WHAT YOU WILL DO »
Starting from the first line below, repeat the data exactly through to the last.

[Interface dataset entries]
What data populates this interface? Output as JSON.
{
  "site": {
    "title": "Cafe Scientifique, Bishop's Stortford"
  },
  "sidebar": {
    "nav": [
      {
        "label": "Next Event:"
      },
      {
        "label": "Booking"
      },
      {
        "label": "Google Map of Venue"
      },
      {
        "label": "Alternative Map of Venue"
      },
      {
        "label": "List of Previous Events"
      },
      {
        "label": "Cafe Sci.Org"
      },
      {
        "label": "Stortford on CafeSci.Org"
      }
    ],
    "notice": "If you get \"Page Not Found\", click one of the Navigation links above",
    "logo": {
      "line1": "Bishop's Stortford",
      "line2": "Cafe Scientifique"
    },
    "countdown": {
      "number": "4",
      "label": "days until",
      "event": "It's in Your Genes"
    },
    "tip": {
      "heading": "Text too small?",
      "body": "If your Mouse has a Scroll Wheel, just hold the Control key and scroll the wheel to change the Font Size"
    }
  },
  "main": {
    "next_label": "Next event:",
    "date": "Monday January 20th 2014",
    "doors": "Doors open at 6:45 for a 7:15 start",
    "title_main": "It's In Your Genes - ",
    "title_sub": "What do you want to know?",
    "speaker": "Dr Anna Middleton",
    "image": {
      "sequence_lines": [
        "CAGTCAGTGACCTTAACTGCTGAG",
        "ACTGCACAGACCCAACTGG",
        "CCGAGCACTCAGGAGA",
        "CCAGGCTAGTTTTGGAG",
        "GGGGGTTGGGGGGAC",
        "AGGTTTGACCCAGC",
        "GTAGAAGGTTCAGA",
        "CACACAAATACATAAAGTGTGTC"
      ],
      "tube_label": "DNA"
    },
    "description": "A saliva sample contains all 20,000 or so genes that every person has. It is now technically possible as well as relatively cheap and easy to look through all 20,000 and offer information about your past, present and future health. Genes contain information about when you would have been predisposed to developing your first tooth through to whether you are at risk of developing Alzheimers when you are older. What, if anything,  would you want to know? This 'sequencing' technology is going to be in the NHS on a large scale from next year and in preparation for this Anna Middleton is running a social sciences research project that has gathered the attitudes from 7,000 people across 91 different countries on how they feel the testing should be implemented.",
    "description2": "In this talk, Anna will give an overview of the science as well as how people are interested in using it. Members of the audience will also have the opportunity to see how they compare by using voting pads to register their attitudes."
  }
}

WRITTEN RESPONSE »
What data populates this interface? Output as JSON.
{
  "site": {
    "title": "Cafe Scientifique, Bishop's Stortford"
  },
  "sidebar": {
    "nav": [
      {
        "label": "Next Event:"
      },
      {
        "label": "Booking"
      },
      {
        "label": "Google Map of Venue"
      },
      {
        "label": "Alternative Map of Venue"
      },
      {
        "label": "List of Previous Events"
      },
      {
        "label": "Cafe Sci.Org"
      },
      {
        "label": "Stortford on CafeSci.Org"
      }
    ],
    "notice": "If you get \"Page Not Found\", click one of the Navigation links above",
    "logo": {
      "line1": "Bishop's Stortford",
      "line2": "Cafe Scientifique"
    },
    "countdown": {
      "number": "4",
      "label": "days until",
      "event": "It's in Your Genes"
    },
    "tip": {
      "heading": "Text too small?",
      "body": "If your Mouse has a Scroll Wheel, just hold the Control key and scroll the wheel to change the Font Size"
    }
  },
  "main": {
    "next_label": "Next event:",
    "date": "Monday January 20th 2014",
    "doors": "Doors open at 6:45 for a 7:15 start",
    "title_main": "It's In Your Genes - ",
    "title_sub": "What do you want to know?",
    "speaker": "Dr Anna Middleton",
    "image": {
      "sequence_lines": [
        "CAGTCAGTGACCTTAACTGCTGAG",
        "ACTGCACAGACCCAACTGG",
        "CCGAGCACTCAGGAGA",
        "CCAGGCTAGTTTTGGAG",
        "GGGGGTTGGGGGGAC",
        "AGGTTTGACCCAGC",
        "GTAGAAGGTTCAGA",
        "CACACAAATACATAAAGTGTGTC"
      ],
      "tube_label": "DNA"
    },
    "description": "A saliva sample contains all 20,000 or so genes that every person has. It is now technically possible as well as relatively cheap and easy to look through all 20,000 and offer information about your past, present and future health. Genes contain information about when you would have been predisposed to developing your first tooth through to whether you are at risk of developing Alzheimers when you are older. What, if anything,  would you want to know? This 'sequencing' technology is going to be in the NHS on a large scale from next year and in preparation for this Anna Middleton is running a social sciences research project that has gathered the attitudes from 7,000 people across 91 different countries on how they feel the testing should be implemented.",
    "description2": "In this talk, Anna will give an overview of the science as well as how people are interested in using it. Members of the audience will also have the opportunity to see how they compare by using voting pads to register their attitudes."
  }
}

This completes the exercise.